**RECORD EXCERPTS:**

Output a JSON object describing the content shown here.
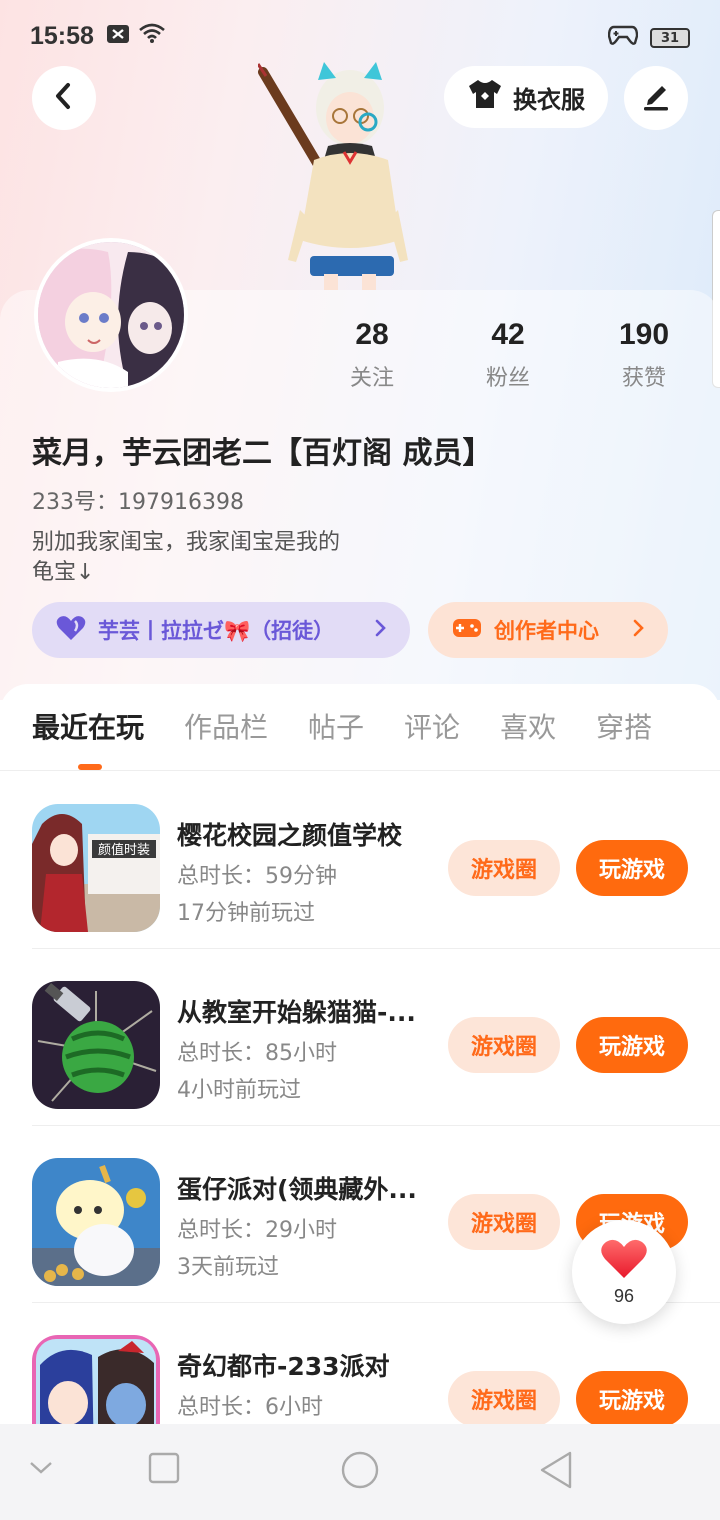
{
  "status_bar": {
    "time": "15:58",
    "battery": "31"
  },
  "header": {
    "dress_button": "换衣服"
  },
  "profile": {
    "stats": [
      {
        "value": "28",
        "label": "关注"
      },
      {
        "value": "42",
        "label": "粉丝"
      },
      {
        "value": "190",
        "label": "获赞"
      }
    ],
    "username": "菜月，芋云团老二【百灯阁 成员】",
    "uid": "233号：197916398",
    "bio_line1": "别加我家闺宝，我家闺宝是我的",
    "bio_line2": "龟宝↓",
    "group_pill": "芋芸丨拉拉ゼ🎀（招徒）",
    "creator_pill": "创作者中心"
  },
  "tabs": [
    "最近在玩",
    "作品栏",
    "帖子",
    "评论",
    "喜欢",
    "穿搭"
  ],
  "games": [
    {
      "title": "樱花校园之颜值学校",
      "duration": "总时长：59分钟",
      "last_played": "17分钟前玩过",
      "icon": "sakura-school-icon",
      "icon_text": "颜值时装"
    },
    {
      "title": "从教室开始躲猫猫-...",
      "duration": "总时长：85小时",
      "last_played": "4小时前玩过",
      "icon": "watermelon-knife-icon"
    },
    {
      "title": "蛋仔派对(领典藏外...",
      "duration": "总时长：29小时",
      "last_played": "3天前玩过",
      "icon": "eggy-party-icon"
    },
    {
      "title": "奇幻都市-233派对",
      "duration": "总时长：6小时",
      "last_played": "",
      "icon": "fantasy-city-icon"
    }
  ],
  "game_buttons": {
    "circle": "游戏圈",
    "play": "玩游戏"
  },
  "like_float": {
    "count": "96"
  },
  "colors": {
    "accent": "#ff6a0e",
    "purple": "#6a58d8"
  }
}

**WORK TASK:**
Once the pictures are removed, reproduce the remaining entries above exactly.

**RESULT FOR THIS TASK:**
Output a JSON object describing the content shown here.
{
  "status_bar": {
    "time": "15:58",
    "battery": "31"
  },
  "header": {
    "dress_button": "换衣服"
  },
  "profile": {
    "stats": [
      {
        "value": "28",
        "label": "关注"
      },
      {
        "value": "42",
        "label": "粉丝"
      },
      {
        "value": "190",
        "label": "获赞"
      }
    ],
    "username": "菜月，芋云团老二【百灯阁 成员】",
    "uid": "233号：197916398",
    "bio_line1": "别加我家闺宝，我家闺宝是我的",
    "bio_line2": "龟宝↓",
    "group_pill": "芋芸丨拉拉ゼ🎀（招徒）",
    "creator_pill": "创作者中心"
  },
  "tabs": [
    "最近在玩",
    "作品栏",
    "帖子",
    "评论",
    "喜欢",
    "穿搭"
  ],
  "games": [
    {
      "title": "樱花校园之颜值学校",
      "duration": "总时长：59分钟",
      "last_played": "17分钟前玩过",
      "icon": "sakura-school-icon",
      "icon_text": "颜值时装"
    },
    {
      "title": "从教室开始躲猫猫-...",
      "duration": "总时长：85小时",
      "last_played": "4小时前玩过",
      "icon": "watermelon-knife-icon"
    },
    {
      "title": "蛋仔派对(领典藏外...",
      "duration": "总时长：29小时",
      "last_played": "3天前玩过",
      "icon": "eggy-party-icon"
    },
    {
      "title": "奇幻都市-233派对",
      "duration": "总时长：6小时",
      "last_played": "",
      "icon": "fantasy-city-icon"
    }
  ],
  "game_buttons": {
    "circle": "游戏圈",
    "play": "玩游戏"
  },
  "like_float": {
    "count": "96"
  },
  "colors": {
    "accent": "#ff6a0e",
    "purple": "#6a58d8"
  }
}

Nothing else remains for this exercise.